This is history on the scriptural plane. Lotfullah Najafizada, the director of Afghanistan’s leading TV news channel, told me a great battle is approaching, a moment of truth. “We will fall, but then the question comes, will we rise again?” It is difficult to know how seriously to take this equanimity. Life in Kabul is not like life elsewhere. While I made small talk with one ambassador, he made casual recommendations for my time in the city. “Watch out for the little begging children approaching your car. They could throw a grenade under it or attach a bomb.” Very well, but how do you watch out for them? Children are everywhere around my car, begging me to open the window. “And wear a seat belt.” Not to protect you from a crash, as cars can barely move in the Kabul traffic. “To prevent you from smashing your skull against the car roof when a bomb explodes underneath.”

Going to one of the parties or dinners in the green zone involves at least 30 minutes of security checks in what, in the night shadows, look like tunnels carved deep between concrete ramparts erected on all sides of the street. At some point I wondered if my car was about to be disassembled. I am not a target, but how about those who are? Have you tried being stuck in traffic for an hour or more, waiting for someone to throw a grenade under your seat?

The politicians and businessmen I met are adventurers by nature. There is selfishness in danger. Many dive into the Afghan war paths and step out again, carrying prizes and stories to tell their foreign friends. But there is also selflessness in danger. You lose yourself against the background of so many tragedies and heroes, whose faces adorn every corner of Kabul. 

In Afghanistan no one feels capable of stopping the movement of history, with all its struggles and calamities. This is a country ruled by fate and for the last 20 years, fate, with all its randomness, has been manufactured in the United States. 

Bruno Maçães was the Portuguese Europe minister from 2013-2015 and is the author of the forthcoming book “Geopolitics for the End Time: From the Pandemic to the Climate Crisis” (2021).

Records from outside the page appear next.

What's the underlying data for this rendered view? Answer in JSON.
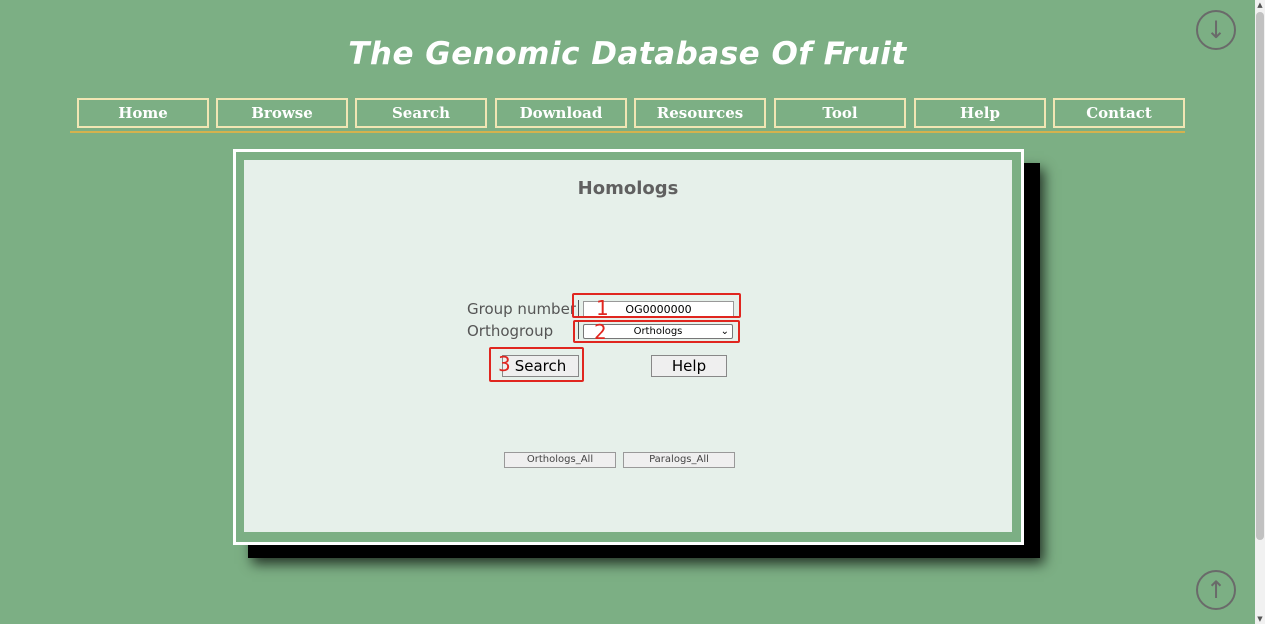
{
  "site": {
    "title": "The Genomic Database Of Fruit"
  },
  "nav": {
    "items": [
      "Home",
      "Browse",
      "Search",
      "Download",
      "Resources",
      "Tool",
      "Help",
      "Contact"
    ]
  },
  "panel": {
    "title": "Homologs",
    "group_number_label": "Group number",
    "group_number_value": "OG0000000",
    "orthogroup_label": "Orthogroup",
    "orthogroup_selected": "Orthologs",
    "search_button": "Search",
    "help_button": "Help",
    "orthologs_all_button": "Orthologs_All",
    "paralogs_all_button": "Paralogs_All"
  },
  "annotations": {
    "one": "1",
    "two": "2",
    "three": "3"
  },
  "icons": {
    "scroll_down": "arrow-down-circle-icon",
    "scroll_up": "arrow-up-circle-icon"
  },
  "colors": {
    "background": "#7caf84",
    "panel": "#e6f0ea",
    "nav_border": "#f1e6b4",
    "accent_rule": "#d4b24e",
    "annotation": "#e0261f"
  }
}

[see also: Our indifference to the fate of Afghanistan’s people may become a source of national shame]